If using textured caulk, it has to be applied to a dry surface. If the crack you’re repairing is deeper than 3/8 inch, fill the crack with sand or foam backer board. Cut off the tip of the applicator to a size that matches your crack, not exceeding 1/4 inch (refer to the caulk manufacturer’s guidelines). In addition to completely filling the crack, apply some overfill to account for shrinkage as the caulk dries.
When finishing each of these options blend the final patch material with the surrounding concrete to form a good seal of the crack. A small brush, a broom or even a block of wood rubbed across the patch will do the trick.
Buying a home to fix up seems like a good, but is not without risk.
There are basically two types of “fixer” buyers. One is the flipper who buys a home, spruces it up quickly and sells it at a profit. The goal is not to hold the property as an investment, but to find a buyer as soon as possible after the redo is complete.
Flippers should avoid buying homes that have major problems to remedy, which will eat into profits. A way to maximize profit and minimize carrying costs during the rehab period is to buy at a low price with all cash. Buy in areas where employment and transportation are good so that you will have a pool of buyers for your product when it’s ready to sell.

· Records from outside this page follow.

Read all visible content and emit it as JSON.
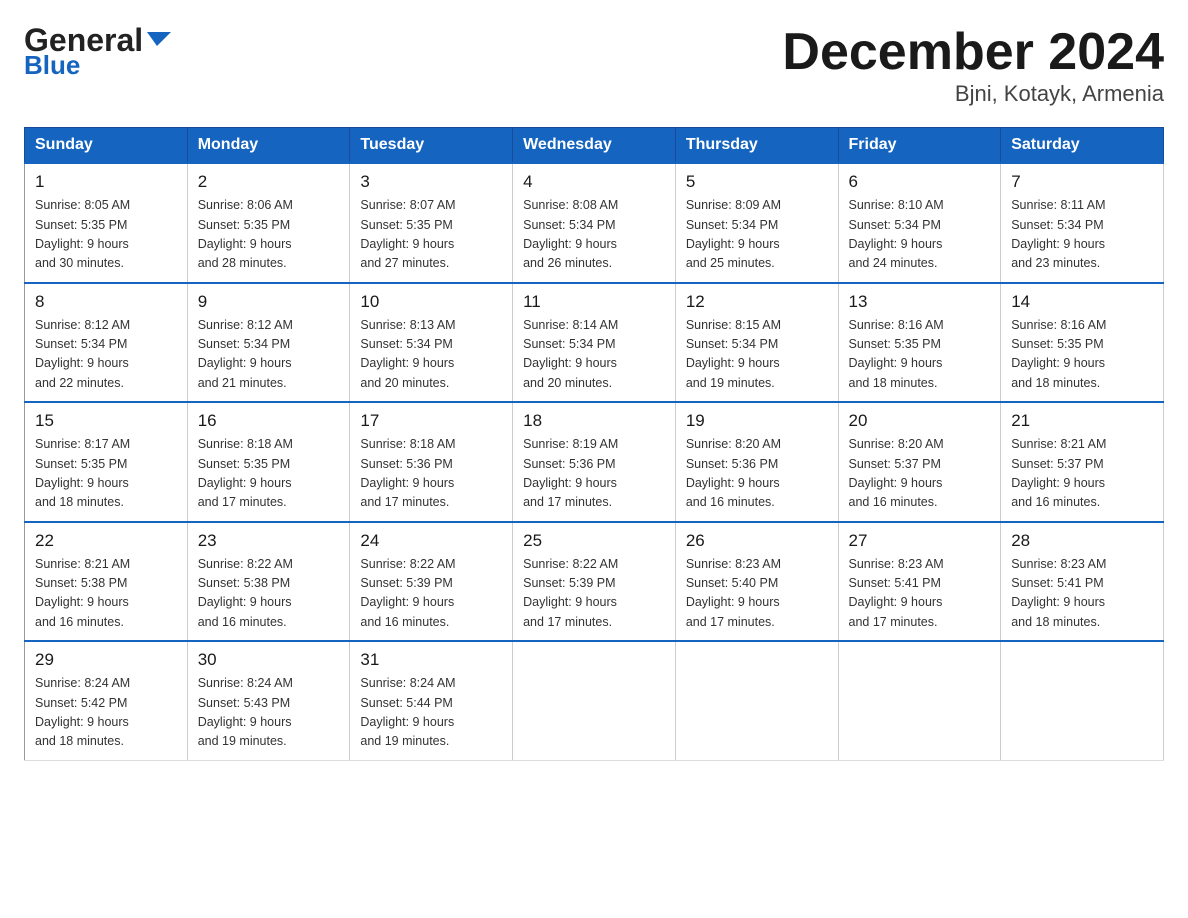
{
  "header": {
    "logo_line1": "General",
    "logo_arrow": "▶",
    "logo_line2": "Blue",
    "month_title": "December 2024",
    "location": "Bjni, Kotayk, Armenia"
  },
  "weekdays": [
    "Sunday",
    "Monday",
    "Tuesday",
    "Wednesday",
    "Thursday",
    "Friday",
    "Saturday"
  ],
  "weeks": [
    [
      {
        "day": "1",
        "sunrise": "8:05 AM",
        "sunset": "5:35 PM",
        "daylight": "9 hours and 30 minutes."
      },
      {
        "day": "2",
        "sunrise": "8:06 AM",
        "sunset": "5:35 PM",
        "daylight": "9 hours and 28 minutes."
      },
      {
        "day": "3",
        "sunrise": "8:07 AM",
        "sunset": "5:35 PM",
        "daylight": "9 hours and 27 minutes."
      },
      {
        "day": "4",
        "sunrise": "8:08 AM",
        "sunset": "5:34 PM",
        "daylight": "9 hours and 26 minutes."
      },
      {
        "day": "5",
        "sunrise": "8:09 AM",
        "sunset": "5:34 PM",
        "daylight": "9 hours and 25 minutes."
      },
      {
        "day": "6",
        "sunrise": "8:10 AM",
        "sunset": "5:34 PM",
        "daylight": "9 hours and 24 minutes."
      },
      {
        "day": "7",
        "sunrise": "8:11 AM",
        "sunset": "5:34 PM",
        "daylight": "9 hours and 23 minutes."
      }
    ],
    [
      {
        "day": "8",
        "sunrise": "8:12 AM",
        "sunset": "5:34 PM",
        "daylight": "9 hours and 22 minutes."
      },
      {
        "day": "9",
        "sunrise": "8:12 AM",
        "sunset": "5:34 PM",
        "daylight": "9 hours and 21 minutes."
      },
      {
        "day": "10",
        "sunrise": "8:13 AM",
        "sunset": "5:34 PM",
        "daylight": "9 hours and 20 minutes."
      },
      {
        "day": "11",
        "sunrise": "8:14 AM",
        "sunset": "5:34 PM",
        "daylight": "9 hours and 20 minutes."
      },
      {
        "day": "12",
        "sunrise": "8:15 AM",
        "sunset": "5:34 PM",
        "daylight": "9 hours and 19 minutes."
      },
      {
        "day": "13",
        "sunrise": "8:16 AM",
        "sunset": "5:35 PM",
        "daylight": "9 hours and 18 minutes."
      },
      {
        "day": "14",
        "sunrise": "8:16 AM",
        "sunset": "5:35 PM",
        "daylight": "9 hours and 18 minutes."
      }
    ],
    [
      {
        "day": "15",
        "sunrise": "8:17 AM",
        "sunset": "5:35 PM",
        "daylight": "9 hours and 18 minutes."
      },
      {
        "day": "16",
        "sunrise": "8:18 AM",
        "sunset": "5:35 PM",
        "daylight": "9 hours and 17 minutes."
      },
      {
        "day": "17",
        "sunrise": "8:18 AM",
        "sunset": "5:36 PM",
        "daylight": "9 hours and 17 minutes."
      },
      {
        "day": "18",
        "sunrise": "8:19 AM",
        "sunset": "5:36 PM",
        "daylight": "9 hours and 17 minutes."
      },
      {
        "day": "19",
        "sunrise": "8:20 AM",
        "sunset": "5:36 PM",
        "daylight": "9 hours and 16 minutes."
      },
      {
        "day": "20",
        "sunrise": "8:20 AM",
        "sunset": "5:37 PM",
        "daylight": "9 hours and 16 minutes."
      },
      {
        "day": "21",
        "sunrise": "8:21 AM",
        "sunset": "5:37 PM",
        "daylight": "9 hours and 16 minutes."
      }
    ],
    [
      {
        "day": "22",
        "sunrise": "8:21 AM",
        "sunset": "5:38 PM",
        "daylight": "9 hours and 16 minutes."
      },
      {
        "day": "23",
        "sunrise": "8:22 AM",
        "sunset": "5:38 PM",
        "daylight": "9 hours and 16 minutes."
      },
      {
        "day": "24",
        "sunrise": "8:22 AM",
        "sunset": "5:39 PM",
        "daylight": "9 hours and 16 minutes."
      },
      {
        "day": "25",
        "sunrise": "8:22 AM",
        "sunset": "5:39 PM",
        "daylight": "9 hours and 17 minutes."
      },
      {
        "day": "26",
        "sunrise": "8:23 AM",
        "sunset": "5:40 PM",
        "daylight": "9 hours and 17 minutes."
      },
      {
        "day": "27",
        "sunrise": "8:23 AM",
        "sunset": "5:41 PM",
        "daylight": "9 hours and 17 minutes."
      },
      {
        "day": "28",
        "sunrise": "8:23 AM",
        "sunset": "5:41 PM",
        "daylight": "9 hours and 18 minutes."
      }
    ],
    [
      {
        "day": "29",
        "sunrise": "8:24 AM",
        "sunset": "5:42 PM",
        "daylight": "9 hours and 18 minutes."
      },
      {
        "day": "30",
        "sunrise": "8:24 AM",
        "sunset": "5:43 PM",
        "daylight": "9 hours and 19 minutes."
      },
      {
        "day": "31",
        "sunrise": "8:24 AM",
        "sunset": "5:44 PM",
        "daylight": "9 hours and 19 minutes."
      },
      null,
      null,
      null,
      null
    ]
  ],
  "labels": {
    "sunrise_prefix": "Sunrise: ",
    "sunset_prefix": "Sunset: ",
    "daylight_prefix": "Daylight: "
  }
}
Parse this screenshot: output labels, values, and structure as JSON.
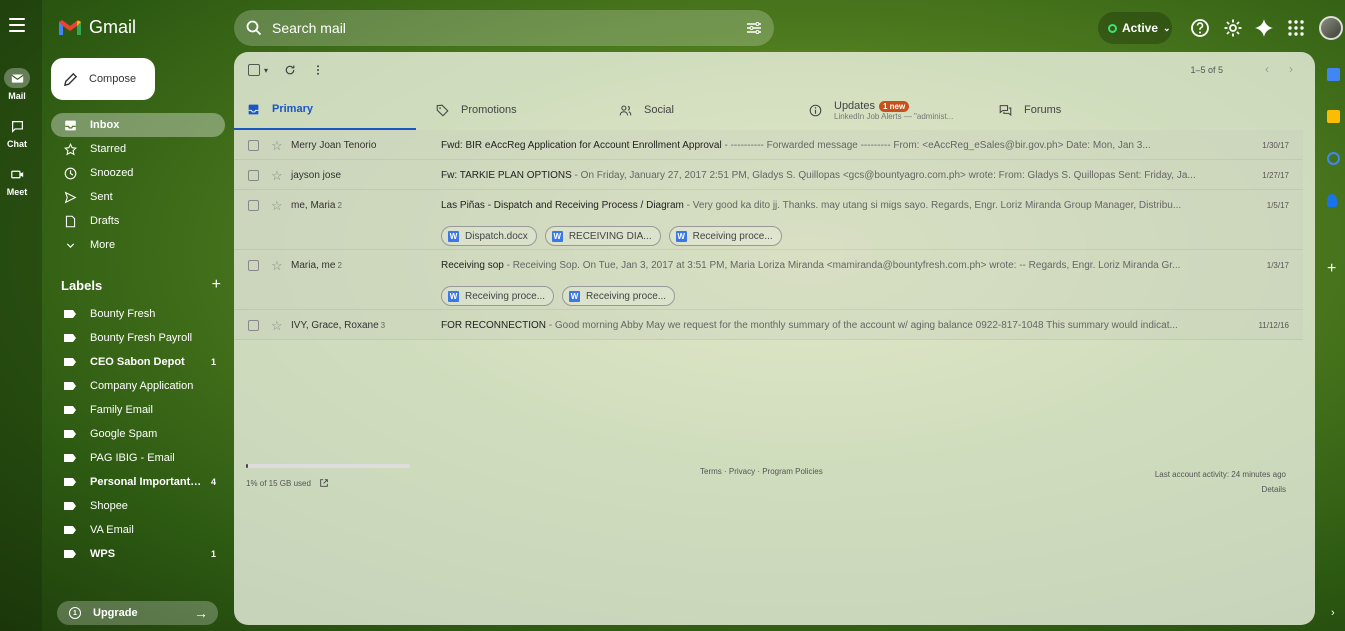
{
  "brand": {
    "name": "Gmail"
  },
  "rail": [
    {
      "label": "Mail",
      "icon": "mail-icon"
    },
    {
      "label": "Chat",
      "icon": "chat-icon"
    },
    {
      "label": "Meet",
      "icon": "meet-icon"
    }
  ],
  "search": {
    "placeholder": "Search mail"
  },
  "status": {
    "label": "Active"
  },
  "compose": {
    "label": "Compose"
  },
  "nav": [
    {
      "label": "Inbox",
      "icon": "inbox-icon"
    },
    {
      "label": "Starred",
      "icon": "star-icon"
    },
    {
      "label": "Snoozed",
      "icon": "clock-icon"
    },
    {
      "label": "Sent",
      "icon": "send-icon"
    },
    {
      "label": "Drafts",
      "icon": "draft-icon"
    },
    {
      "label": "More",
      "icon": "chevron-down-icon"
    }
  ],
  "labels": {
    "title": "Labels",
    "items": [
      {
        "name": "Bounty Fresh",
        "count": ""
      },
      {
        "name": "Bounty Fresh Payroll",
        "count": ""
      },
      {
        "name": "CEO Sabon Depot",
        "count": "1"
      },
      {
        "name": "Company Application",
        "count": ""
      },
      {
        "name": "Family Email",
        "count": ""
      },
      {
        "name": "Google Spam",
        "count": ""
      },
      {
        "name": "PAG IBIG - Email",
        "count": ""
      },
      {
        "name": "Personal Important ...",
        "count": "4"
      },
      {
        "name": "Shopee",
        "count": ""
      },
      {
        "name": "VA Email",
        "count": ""
      },
      {
        "name": "WPS",
        "count": "1"
      }
    ]
  },
  "upgrade": {
    "label": "Upgrade"
  },
  "toolbar": {
    "pager": "1–5 of 5"
  },
  "tabs": [
    {
      "label": "Primary",
      "icon": "inbox-tab-icon"
    },
    {
      "label": "Promotions",
      "icon": "tag-icon"
    },
    {
      "label": "Social",
      "icon": "people-icon"
    },
    {
      "label": "Updates",
      "icon": "info-icon",
      "badge": "1 new",
      "sub": "LinkedIn Job Alerts — \"administ..."
    },
    {
      "label": "Forums",
      "icon": "forum-icon"
    }
  ],
  "emails": [
    {
      "sender": "Merry Joan Tenorio",
      "count": "",
      "subject": "Fwd: BIR eAccReg Application for Account Enrollment Approval",
      "snippet": " - ---------- Forwarded message --------- From: <eAccReg_eSales@bir.gov.ph> Date: Mon, Jan 3...",
      "date": "1/30/17",
      "attachments": []
    },
    {
      "sender": "jayson jose",
      "count": "",
      "subject": "Fw: TARKIE PLAN OPTIONS",
      "snippet": " - On Friday, January 27, 2017 2:51 PM, Gladys S. Quillopas <gcs@bountyagro.com.ph> wrote: From: Gladys S. Quillopas Sent: Friday, Ja...",
      "date": "1/27/17",
      "attachments": []
    },
    {
      "sender": "me, Maria",
      "count": "2",
      "subject": "Las Piñas - Dispatch and Receiving Process / Diagram",
      "snippet": " - Very good ka dito jj. Thanks. may utang si migs sayo. Regards, Engr. Loriz Miranda Group Manager, Distribu...",
      "date": "1/5/17",
      "attachments": [
        "Dispatch.docx",
        "RECEIVING DIA...",
        "Receiving proce..."
      ]
    },
    {
      "sender": "Maria, me",
      "count": "2",
      "subject": "Receiving sop",
      "snippet": " - Receiving Sop. On Tue, Jan 3, 2017 at 3:51 PM, Maria Loriza Miranda <mamiranda@bountyfresh.com.ph> wrote: -- Regards, Engr. Loriz Miranda Gr...",
      "date": "1/3/17",
      "attachments": [
        "Receiving proce...",
        "Receiving proce..."
      ]
    },
    {
      "sender": "IVY, Grace, Roxane",
      "count": "3",
      "subject": "FOR RECONNECTION",
      "snippet": " - Good morning Abby May we request for the monthly summary of the account w/ aging balance 0922-817-1048 This summary would indicat...",
      "date": "11/12/16",
      "attachments": []
    }
  ],
  "footer": {
    "storage": "1% of 15 GB used",
    "storage_fraction": 0.01,
    "links": "Terms · Privacy · Program Policies",
    "activity": "Last account activity: 24 minutes ago",
    "details": "Details"
  }
}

Select the neighborhood carefully. Is it conveniently located? Are homes selling quickly? What is the average “days on market” from list date to sale date? This information is critical to knowing how fast you can turn the property over to a new buyer.
The other type of fixer buyers are those who buy for their own use. They do not intend to flip the property, but want to increase the value of the property over time while providing a roof over their heads. This type of buyer may be able to pay more for a property than the flipper, but the price paid and the amount spent on improvements should always be well researched before making a purchase.
HOUSE HUNTING TIP: Don’t pay a Cadillac price for a home that needs a lot of work if you want to make a profit on a fixer-upper. Find out the sale price of recently sold homes in the neighborhood that were similar to the one you’re considering, but in much better condition. Be sure to overestimate how much the renovations will cost. There will always be unanticipated costs, so there’s no point in skimping on your estimate to make the numbers work.
Keep a close eye on the costs of your renovations while you’re working on the project. There’s always the temptation to improve more than you had intended once you see how good the improvements you have made look. Even though you’re improving the house for yourself, remember that you will be selling someday and you want to make a profit on the time and money you invested.
THE CLOSING: A well-informed, level-headed approach is the best bet.